Last summer, I ended up in San Francisco during its world-famous annual Pride weekend. It was the last stop on that well-worn road trip along State Route 1 and, as we drove away from the coast and into the city, everything turned multicoloured. The rainbow flag hung outside state buildings and institutions. The entire city was given over to a celebration of difference and equality, solidarity and strength. I have been to Prides in the UK before, and will go to London Pride next weekend, but I had never seen one on this scale, and it was powerful and more uplifting than I could have imagined.
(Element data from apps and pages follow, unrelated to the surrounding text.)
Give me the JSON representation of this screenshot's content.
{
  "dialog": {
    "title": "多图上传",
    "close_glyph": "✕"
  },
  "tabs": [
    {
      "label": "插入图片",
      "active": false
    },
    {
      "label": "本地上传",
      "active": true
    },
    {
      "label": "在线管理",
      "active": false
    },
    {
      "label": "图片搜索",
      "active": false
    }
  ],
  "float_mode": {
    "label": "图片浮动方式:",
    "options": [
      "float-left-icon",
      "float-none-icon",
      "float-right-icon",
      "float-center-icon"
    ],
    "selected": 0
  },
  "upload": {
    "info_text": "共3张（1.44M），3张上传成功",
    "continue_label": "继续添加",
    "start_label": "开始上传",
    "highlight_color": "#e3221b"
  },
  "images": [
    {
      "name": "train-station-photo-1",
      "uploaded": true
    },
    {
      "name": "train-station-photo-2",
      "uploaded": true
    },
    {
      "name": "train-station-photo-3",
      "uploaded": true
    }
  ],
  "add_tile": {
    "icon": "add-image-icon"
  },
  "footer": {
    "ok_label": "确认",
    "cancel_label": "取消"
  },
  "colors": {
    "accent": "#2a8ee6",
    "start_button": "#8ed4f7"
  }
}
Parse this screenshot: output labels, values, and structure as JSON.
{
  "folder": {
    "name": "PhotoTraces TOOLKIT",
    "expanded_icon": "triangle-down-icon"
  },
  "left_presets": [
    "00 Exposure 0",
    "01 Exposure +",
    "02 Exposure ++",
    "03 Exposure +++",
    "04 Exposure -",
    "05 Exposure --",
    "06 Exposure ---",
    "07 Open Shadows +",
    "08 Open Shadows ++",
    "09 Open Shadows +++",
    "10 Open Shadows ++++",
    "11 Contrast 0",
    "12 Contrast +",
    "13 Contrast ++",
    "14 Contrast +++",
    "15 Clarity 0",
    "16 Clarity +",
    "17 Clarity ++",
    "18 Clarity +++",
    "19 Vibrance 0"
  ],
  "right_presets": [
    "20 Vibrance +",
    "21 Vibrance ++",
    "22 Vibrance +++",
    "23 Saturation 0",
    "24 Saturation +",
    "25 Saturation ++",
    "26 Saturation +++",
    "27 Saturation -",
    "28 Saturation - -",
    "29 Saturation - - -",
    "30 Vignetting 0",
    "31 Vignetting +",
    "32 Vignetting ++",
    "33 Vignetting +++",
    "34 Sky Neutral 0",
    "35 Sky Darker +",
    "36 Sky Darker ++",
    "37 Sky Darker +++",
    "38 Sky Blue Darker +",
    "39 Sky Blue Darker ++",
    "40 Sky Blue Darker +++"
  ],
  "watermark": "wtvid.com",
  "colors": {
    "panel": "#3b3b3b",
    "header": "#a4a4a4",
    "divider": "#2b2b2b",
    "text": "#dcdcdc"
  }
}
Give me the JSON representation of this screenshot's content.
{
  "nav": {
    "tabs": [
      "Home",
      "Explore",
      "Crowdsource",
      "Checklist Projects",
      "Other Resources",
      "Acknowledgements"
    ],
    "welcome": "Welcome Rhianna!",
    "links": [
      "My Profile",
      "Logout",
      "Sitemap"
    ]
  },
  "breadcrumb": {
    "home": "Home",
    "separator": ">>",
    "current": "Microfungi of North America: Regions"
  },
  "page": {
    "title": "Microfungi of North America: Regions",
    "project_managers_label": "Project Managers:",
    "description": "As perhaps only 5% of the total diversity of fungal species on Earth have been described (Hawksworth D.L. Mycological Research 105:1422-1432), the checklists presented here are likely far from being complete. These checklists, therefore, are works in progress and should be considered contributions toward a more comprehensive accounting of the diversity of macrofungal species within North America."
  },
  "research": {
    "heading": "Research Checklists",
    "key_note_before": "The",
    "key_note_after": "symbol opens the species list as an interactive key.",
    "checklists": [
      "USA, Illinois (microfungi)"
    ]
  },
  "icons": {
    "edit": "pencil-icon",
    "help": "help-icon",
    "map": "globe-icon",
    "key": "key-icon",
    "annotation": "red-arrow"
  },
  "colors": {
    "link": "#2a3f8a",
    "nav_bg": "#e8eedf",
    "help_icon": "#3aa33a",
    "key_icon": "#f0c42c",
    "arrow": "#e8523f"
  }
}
Such was the rainbow flag’s ubiquity, however, that shop windows were also draped in it, the merchandise either decorated with or made from this symbol of defiance. And this was where I started to feel queasy about the fixtures and fittings of Pride celebrations. Whenever I see a big brand adopting the rainbow as a sign of its social conscience, I instinctively think, that was never the point of that flag. When I see Skittles releasing a bag of plain white “lentils”, as they appear to be called, with the tagline “because only one Rainbow matters this Pride”, my first reaction is to think: “This is a marketing gimmick that ensures Skittles are in the news during Pride month.”Continue reading...
from Advertising | The Guardian http://ift.tt/2t5pu4Q